EXERCISE: Every line of the material should be output exactly as written.

### SUPPLIED ENTRIES

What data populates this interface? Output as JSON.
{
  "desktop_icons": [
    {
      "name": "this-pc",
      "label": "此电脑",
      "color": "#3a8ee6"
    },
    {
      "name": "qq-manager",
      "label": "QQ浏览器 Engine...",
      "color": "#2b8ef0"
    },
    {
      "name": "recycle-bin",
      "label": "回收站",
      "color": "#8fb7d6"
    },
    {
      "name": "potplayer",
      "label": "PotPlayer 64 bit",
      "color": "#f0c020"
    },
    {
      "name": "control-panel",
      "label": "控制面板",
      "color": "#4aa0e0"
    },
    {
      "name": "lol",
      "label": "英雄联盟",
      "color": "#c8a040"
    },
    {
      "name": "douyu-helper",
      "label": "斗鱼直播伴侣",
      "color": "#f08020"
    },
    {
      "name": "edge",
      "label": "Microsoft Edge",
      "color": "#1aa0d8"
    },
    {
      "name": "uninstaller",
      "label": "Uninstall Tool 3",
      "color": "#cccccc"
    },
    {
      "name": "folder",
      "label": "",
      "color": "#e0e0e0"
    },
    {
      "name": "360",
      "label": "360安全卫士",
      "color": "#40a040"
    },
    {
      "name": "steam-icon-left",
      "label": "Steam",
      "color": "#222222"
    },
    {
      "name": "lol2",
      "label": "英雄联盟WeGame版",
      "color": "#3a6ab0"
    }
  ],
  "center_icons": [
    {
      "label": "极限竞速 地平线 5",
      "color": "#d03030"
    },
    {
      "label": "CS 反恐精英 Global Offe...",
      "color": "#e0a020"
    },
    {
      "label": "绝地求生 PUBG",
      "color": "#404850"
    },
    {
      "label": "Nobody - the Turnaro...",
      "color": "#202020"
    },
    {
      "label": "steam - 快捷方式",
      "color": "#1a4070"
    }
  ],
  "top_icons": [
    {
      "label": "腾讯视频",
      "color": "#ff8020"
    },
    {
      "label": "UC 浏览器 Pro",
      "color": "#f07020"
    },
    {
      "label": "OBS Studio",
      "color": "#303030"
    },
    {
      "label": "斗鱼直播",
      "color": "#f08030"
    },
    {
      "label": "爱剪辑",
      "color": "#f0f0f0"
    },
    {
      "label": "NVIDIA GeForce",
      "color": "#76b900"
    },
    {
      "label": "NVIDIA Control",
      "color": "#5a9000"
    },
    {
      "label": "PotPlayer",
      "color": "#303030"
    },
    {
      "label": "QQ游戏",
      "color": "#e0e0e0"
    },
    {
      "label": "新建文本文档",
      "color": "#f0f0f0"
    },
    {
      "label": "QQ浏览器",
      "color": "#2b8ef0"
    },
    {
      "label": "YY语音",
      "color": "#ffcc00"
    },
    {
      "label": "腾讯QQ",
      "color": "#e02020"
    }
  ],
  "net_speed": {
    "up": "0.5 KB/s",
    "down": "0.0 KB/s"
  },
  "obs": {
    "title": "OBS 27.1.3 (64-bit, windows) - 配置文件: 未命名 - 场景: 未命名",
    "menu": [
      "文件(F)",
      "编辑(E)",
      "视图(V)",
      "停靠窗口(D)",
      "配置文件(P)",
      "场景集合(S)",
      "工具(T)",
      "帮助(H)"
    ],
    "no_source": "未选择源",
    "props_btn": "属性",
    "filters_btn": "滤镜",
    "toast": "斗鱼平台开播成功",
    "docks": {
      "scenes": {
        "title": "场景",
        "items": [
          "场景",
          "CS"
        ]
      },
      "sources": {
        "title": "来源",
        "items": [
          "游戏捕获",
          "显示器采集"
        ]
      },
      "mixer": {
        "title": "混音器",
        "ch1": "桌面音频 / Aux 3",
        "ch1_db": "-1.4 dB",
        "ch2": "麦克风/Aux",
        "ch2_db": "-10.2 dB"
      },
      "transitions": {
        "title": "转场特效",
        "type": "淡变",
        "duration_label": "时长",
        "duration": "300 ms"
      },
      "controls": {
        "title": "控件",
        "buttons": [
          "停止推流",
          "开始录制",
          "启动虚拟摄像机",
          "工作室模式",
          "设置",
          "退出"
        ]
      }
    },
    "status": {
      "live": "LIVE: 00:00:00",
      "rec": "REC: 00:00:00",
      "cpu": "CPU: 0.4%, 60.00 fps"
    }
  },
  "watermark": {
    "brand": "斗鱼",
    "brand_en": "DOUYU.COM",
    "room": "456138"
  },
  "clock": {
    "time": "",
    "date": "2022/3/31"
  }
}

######

SOLVED PROBLEM:
What data populates this interface? Output as JSON.
{
  "desktop_icons": [
    {
      "name": "this-pc",
      "label": "此电脑",
      "color": "#3a8ee6"
    },
    {
      "name": "qq-manager",
      "label": "QQ浏览器 Engine...",
      "color": "#2b8ef0"
    },
    {
      "name": "recycle-bin",
      "label": "回收站",
      "color": "#8fb7d6"
    },
    {
      "name": "potplayer",
      "label": "PotPlayer 64 bit",
      "color": "#f0c020"
    },
    {
      "name": "control-panel",
      "label": "控制面板",
      "color": "#4aa0e0"
    },
    {
      "name": "lol",
      "label": "英雄联盟",
      "color": "#c8a040"
    },
    {
      "name": "douyu-helper",
      "label": "斗鱼直播伴侣",
      "color": "#f08020"
    },
    {
      "name": "edge",
      "label": "Microsoft Edge",
      "color": "#1aa0d8"
    },
    {
      "name": "uninstaller",
      "label": "Uninstall Tool 3",
      "color": "#cccccc"
    },
    {
      "name": "folder",
      "label": "",
      "color": "#e0e0e0"
    },
    {
      "name": "360",
      "label": "360安全卫士",
      "color": "#40a040"
    },
    {
      "name": "steam-icon-left",
      "label": "Steam",
      "color": "#222222"
    },
    {
      "name": "lol2",
      "label": "英雄联盟WeGame版",
      "color": "#3a6ab0"
    }
  ],
  "center_icons": [
    {
      "label": "极限竞速 地平线 5",
      "color": "#d03030"
    },
    {
      "label": "CS 反恐精英 Global Offe...",
      "color": "#e0a020"
    },
    {
      "label": "绝地求生 PUBG",
      "color": "#404850"
    },
    {
      "label": "Nobody - the Turnaro...",
      "color": "#202020"
    },
    {
      "label": "steam - 快捷方式",
      "color": "#1a4070"
    }
  ],
  "top_icons": [
    {
      "label": "腾讯视频",
      "color": "#ff8020"
    },
    {
      "label": "UC 浏览器 Pro",
      "color": "#f07020"
    },
    {
      "label": "OBS Studio",
      "color": "#303030"
    },
    {
      "label": "斗鱼直播",
      "color": "#f08030"
    },
    {
      "label": "爱剪辑",
      "color": "#f0f0f0"
    },
    {
      "label": "NVIDIA GeForce",
      "color": "#76b900"
    },
    {
      "label": "NVIDIA Control",
      "color": "#5a9000"
    },
    {
      "label": "PotPlayer",
      "color": "#303030"
    },
    {
      "label": "QQ游戏",
      "color": "#e0e0e0"
    },
    {
      "label": "新建文本文档",
      "color": "#f0f0f0"
    },
    {
      "label": "QQ浏览器",
      "color": "#2b8ef0"
    },
    {
      "label": "YY语音",
      "color": "#ffcc00"
    },
    {
      "label": "腾讯QQ",
      "color": "#e02020"
    }
  ],
  "net_speed": {
    "up": "0.5 KB/s",
    "down": "0.0 KB/s"
  },
  "obs": {
    "title": "OBS 27.1.3 (64-bit, windows) - 配置文件: 未命名 - 场景: 未命名",
    "menu": [
      "文件(F)",
      "编辑(E)",
      "视图(V)",
      "停靠窗口(D)",
      "配置文件(P)",
      "场景集合(S)",
      "工具(T)",
      "帮助(H)"
    ],
    "no_source": "未选择源",
    "props_btn": "属性",
    "filters_btn": "滤镜",
    "toast": "斗鱼平台开播成功",
    "docks": {
      "scenes": {
        "title": "场景",
        "items": [
          "场景",
          "CS"
        ]
      },
      "sources": {
        "title": "来源",
        "items": [
          "游戏捕获",
          "显示器采集"
        ]
      },
      "mixer": {
        "title": "混音器",
        "ch1": "桌面音频 / Aux 3",
        "ch1_db": "-1.4 dB",
        "ch2": "麦克风/Aux",
        "ch2_db": "-10.2 dB"
      },
      "transitions": {
        "title": "转场特效",
        "type": "淡变",
        "duration_label": "时长",
        "duration": "300 ms"
      },
      "controls": {
        "title": "控件",
        "buttons": [
          "停止推流",
          "开始录制",
          "启动虚拟摄像机",
          "工作室模式",
          "设置",
          "退出"
        ]
      }
    },
    "status": {
      "live": "LIVE: 00:00:00",
      "rec": "REC: 00:00:00",
      "cpu": "CPU: 0.4%, 60.00 fps"
    }
  },
  "watermark": {
    "brand": "斗鱼",
    "brand_en": "DOUYU.COM",
    "room": "456138"
  },
  "clock": {
    "time": "",
    "date": "2022/3/31"
  }
}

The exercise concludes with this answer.